    Shi Y-J, Wang X-H, Qi Z, Diao M-H, Gao M-M, Xing S-F, Wang S-G, Zhao X-C (2011) Sorption and biodegradation of tetracycline by nitrifying granules and the toxicity of tetracycline on granules. J Hazard Mater 191:103–109CrossRefGoogle Scholar
  26. 26.
    Gao D, Liu L, Liang H, Wu WM (2011) Aerobic granular sludge: characterization, mechanism of granulation and application to wastewater treatment. Crit Rev Biotechnol 31:137–152CrossRefGoogle Scholar
  27. 27.
    Wen C, Paul W, Leenheer JA, Karl B (2004) Fluorescence excitation-emission matrix regional integration to quantify spectra for dissolved organic matter. Environ Sci Technol 37:5701–5710Google Scholar
  28. 28.
    Dong W, Li S, Tao Y, Ge Z, Wang Y, Du B (2014) Aerobic granules formation and simultaneous nitrogen and phosphorus removal treating high strength ammonia wastewater in sequencing batch reactor. Bioresour Technol 171:211–216CrossRefGoogle Scholar
  29. 29.
    Yi JC, Mei FC, Law CL, Hassell DG (2009) A review on anaerobic–aerobic treatment of industrial and municipal wastewater. Chem Eng J 155:1–18CrossRefGoogle Scholar
  30. 30.
    Wang ZP, Zhang T (2010) Characterization of soluble microbial products (SMP) under stressful conditions. Water Res 44:5499–5509CrossRefGoogle Scholar
  31. 31.
    Nossal NG, Heppel LA (1966) The release of enzymes by osmotic shock from escherichia coli in exponential phase. J Biol Chem 241:3055–3062Google Scholar
  32. 32.
    Li Y, Li AM, Xu J, Li WW, Yu HQ (2013) Formation of soluble microbial products (SMP) by activated sludge at various salinities. Biodegradation 24:69–78CrossRefGoogle Scholar
  33. 33.
    Han JC, Liu Y, Liu X, Zhang Y, Yan YW, Dai RH, Zha XS, Wang CS (2012) The effect of continuous Zn (II) exposure on the organic degradation capability and soluble microbial products (SMP) of activated sludge.
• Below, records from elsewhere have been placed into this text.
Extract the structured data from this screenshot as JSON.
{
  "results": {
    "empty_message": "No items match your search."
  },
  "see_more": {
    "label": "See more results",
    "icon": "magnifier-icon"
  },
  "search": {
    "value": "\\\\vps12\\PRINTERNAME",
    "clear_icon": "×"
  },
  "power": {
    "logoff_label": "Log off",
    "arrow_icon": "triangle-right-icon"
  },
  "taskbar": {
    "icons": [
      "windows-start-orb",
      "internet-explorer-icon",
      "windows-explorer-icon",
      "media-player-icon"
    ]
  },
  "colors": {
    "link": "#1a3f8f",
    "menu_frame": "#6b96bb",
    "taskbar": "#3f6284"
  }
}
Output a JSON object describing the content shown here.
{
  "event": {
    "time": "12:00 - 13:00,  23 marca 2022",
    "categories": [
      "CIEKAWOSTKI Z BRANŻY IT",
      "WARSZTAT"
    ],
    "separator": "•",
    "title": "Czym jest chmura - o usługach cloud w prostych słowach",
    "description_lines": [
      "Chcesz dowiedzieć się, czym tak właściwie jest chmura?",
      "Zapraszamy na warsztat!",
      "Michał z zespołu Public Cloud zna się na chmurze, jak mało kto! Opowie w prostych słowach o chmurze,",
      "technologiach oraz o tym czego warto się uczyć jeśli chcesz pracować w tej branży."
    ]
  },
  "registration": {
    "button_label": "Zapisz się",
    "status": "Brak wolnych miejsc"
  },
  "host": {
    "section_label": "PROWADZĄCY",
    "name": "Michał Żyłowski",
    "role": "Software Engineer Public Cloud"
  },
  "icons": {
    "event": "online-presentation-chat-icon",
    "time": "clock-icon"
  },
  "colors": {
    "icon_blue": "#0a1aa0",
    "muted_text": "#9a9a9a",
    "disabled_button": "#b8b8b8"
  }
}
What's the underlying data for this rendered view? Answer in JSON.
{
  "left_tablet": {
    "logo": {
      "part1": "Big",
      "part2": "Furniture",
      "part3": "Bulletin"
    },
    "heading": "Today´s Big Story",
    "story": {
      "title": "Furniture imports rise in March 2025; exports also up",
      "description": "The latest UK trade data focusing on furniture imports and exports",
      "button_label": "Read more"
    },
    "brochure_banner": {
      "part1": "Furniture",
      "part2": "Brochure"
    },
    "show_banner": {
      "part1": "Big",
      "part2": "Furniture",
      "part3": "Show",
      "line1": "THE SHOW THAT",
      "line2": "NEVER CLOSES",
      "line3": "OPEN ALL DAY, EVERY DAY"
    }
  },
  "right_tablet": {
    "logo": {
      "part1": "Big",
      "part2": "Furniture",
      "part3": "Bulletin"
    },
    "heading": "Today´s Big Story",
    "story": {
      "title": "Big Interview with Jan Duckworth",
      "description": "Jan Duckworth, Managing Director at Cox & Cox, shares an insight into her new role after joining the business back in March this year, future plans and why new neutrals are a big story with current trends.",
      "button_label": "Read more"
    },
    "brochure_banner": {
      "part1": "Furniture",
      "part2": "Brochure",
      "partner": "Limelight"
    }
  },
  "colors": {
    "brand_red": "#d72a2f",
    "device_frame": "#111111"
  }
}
J Hazard Mater 244–245:489–494. J Hazard Mater 244:489–494Google Scholar
  34. 34.
    Chi Z, Liu R, Yang B, Hao Z (2010) Toxic interaction mechanism between oxytetracycline and bovine hemoglobin. J Hazard Mater 180:741–747CrossRefGoogle Scholar
  35. 35.
    Carstea EM, Bridgeman J, Baker A, Reynolds DM (2016) Fluorescence spectroscopy for wastewater monitoring: a review. Water Res 95:205–219CrossRefGoogle Scholar
  36. 36.
    Zeng RJ, Sheng GP, Ni BJ, Fang F, Xie WM, Yu HQ (2010) Fractionating soluble microbial products in the activated sludge process. Water Res 44:2292–2302CrossRefGoogle Scholar
  37. 37.
    Yu H, Song Y, Xiang T, Du E, Liu R, Peng J (2013) Assessing removal efficiency of dissolved organic matter in wastewater treatment using fluorescence excitation emission matrices with parallel factor analysis and second derivative synchronous fluorescence. Bioresour Technol 144:595–601CrossRefGoogle Scholar
  38. 38.
    Li S, Dong W, Ngo HH, Guo W, Du B, Qin W (2015) Application of anaerobic granular sludge for competitive biosorption of methylene blue and Pb(II): Fluorescence and response surface methodology. Bioresour Technol 194:297–304CrossRefGoogle Scholar
  39. 39.
    Kirwan GM, Clark S, Barnett NW, Niere JO, Adams MJ (2008) Generalised 2D-correlation NMR analysis of a wine fermentation. Anal Chim Acta 629:128–135CrossRefGoogle Scholar

Copyright information

© Springer-Verlag Berlin Heidelberg 2016

Authors and Affiliations

  1. 1.School of Resources and EnvironmentUniversity of JinanJinanPeople’s Republic of China
  2. 2.Key Laboratory of Chemical Sensing and Analysis in Universities of Shandong, School of Chemistry and Chemical EngineeringUniversity of JinanJinanPeople’s Republic of China

Personalised recommendations